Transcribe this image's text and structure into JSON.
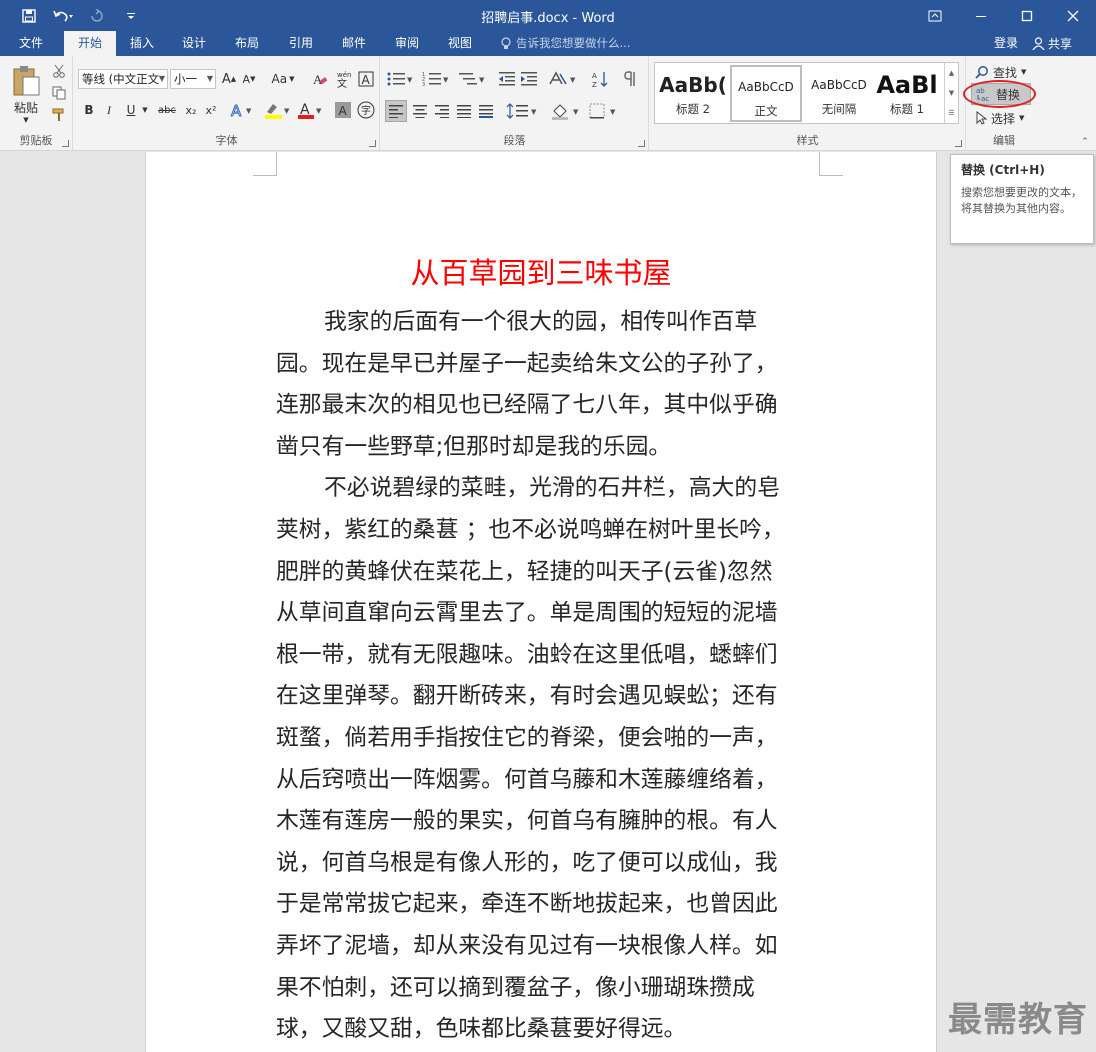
{
  "app": {
    "title": "招聘启事.docx - Word"
  },
  "tabs": {
    "file": "文件",
    "home": "开始",
    "insert": "插入",
    "design": "设计",
    "layout": "布局",
    "references": "引用",
    "mailings": "邮件",
    "review": "审阅",
    "view": "视图"
  },
  "tell_me": {
    "placeholder": "告诉我您想要做什么..."
  },
  "account": {
    "signin": "登录",
    "share": "共享"
  },
  "ribbon": {
    "clipboard": {
      "paste": "粘贴",
      "label": "剪贴板"
    },
    "font": {
      "font_name": "等线 (中文正文",
      "font_size": "小一",
      "grow": "A",
      "shrink": "A",
      "case": "Aa",
      "bold": "B",
      "italic": "I",
      "underline": "U",
      "strike": "abc",
      "subscript": "x₂",
      "superscript": "x²",
      "label": "字体"
    },
    "paragraph": {
      "label": "段落"
    },
    "styles": {
      "items": [
        {
          "sample": "AaBb(",
          "name": "标题 2"
        },
        {
          "sample": "AaBbCcD",
          "name": "正文"
        },
        {
          "sample": "AaBbCcD",
          "name": "无间隔"
        },
        {
          "sample": "AaBl",
          "name": "标题 1"
        }
      ],
      "label": "样式"
    },
    "editing": {
      "find": "查找",
      "replace": "替换",
      "select": "选择",
      "label": "编辑"
    }
  },
  "tooltip": {
    "title": "替换 (Ctrl+H)",
    "body": "搜索您想要更改的文本，将其替换为其他内容。"
  },
  "document": {
    "heading": "从百草园到三味书屋",
    "lines": [
      "我家的后面有一个很大的园，相传叫作百草",
      "园。现在是早已并屋子一起卖给朱文公的子孙了，",
      "连那最末次的相见也已经隔了七八年，其中似乎确",
      "凿只有一些野草;但那时却是我的乐园。",
      "不必说碧绿的菜畦，光滑的石井栏，高大的皂",
      "荚树，紫红的桑葚 ；也不必说鸣蝉在树叶里长吟，",
      "肥胖的黄蜂伏在菜花上，轻捷的叫天子(云雀)忽然",
      "从草间直窜向云霄里去了。单是周围的短短的泥墙",
      "根一带，就有无限趣味。油蛉在这里低唱，蟋蟀们",
      "在这里弹琴。翻开断砖来，有时会遇见蜈蚣；还有",
      "斑蝥，倘若用手指按住它的脊梁，便会啪的一声，",
      "从后窍喷出一阵烟雾。何首乌藤和木莲藤缠络着，",
      "木莲有莲房一般的果实，何首乌有臃肿的根。有人",
      "说，何首乌根是有像人形的，吃了便可以成仙，我",
      "于是常常拔它起来，牵连不断地拔起来，也曾因此",
      "弄坏了泥墙，却从来没有见过有一块根像人样。如",
      "果不怕刺，还可以摘到覆盆子，像小珊瑚珠攒成",
      "球，又酸又甜，色味都比桑葚要好得远。"
    ]
  },
  "watermark": "最需教育",
  "colors": {
    "accent": "#2b579a",
    "heading": "#ff0000",
    "highlight": "#e02020"
  }
}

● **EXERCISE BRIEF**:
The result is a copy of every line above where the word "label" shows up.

● **SOLUTION BELOW**:
      "label": "剪贴板"
      "label": "字体"
      "label": "段落"
      "label": "样式"
      "label": "编辑"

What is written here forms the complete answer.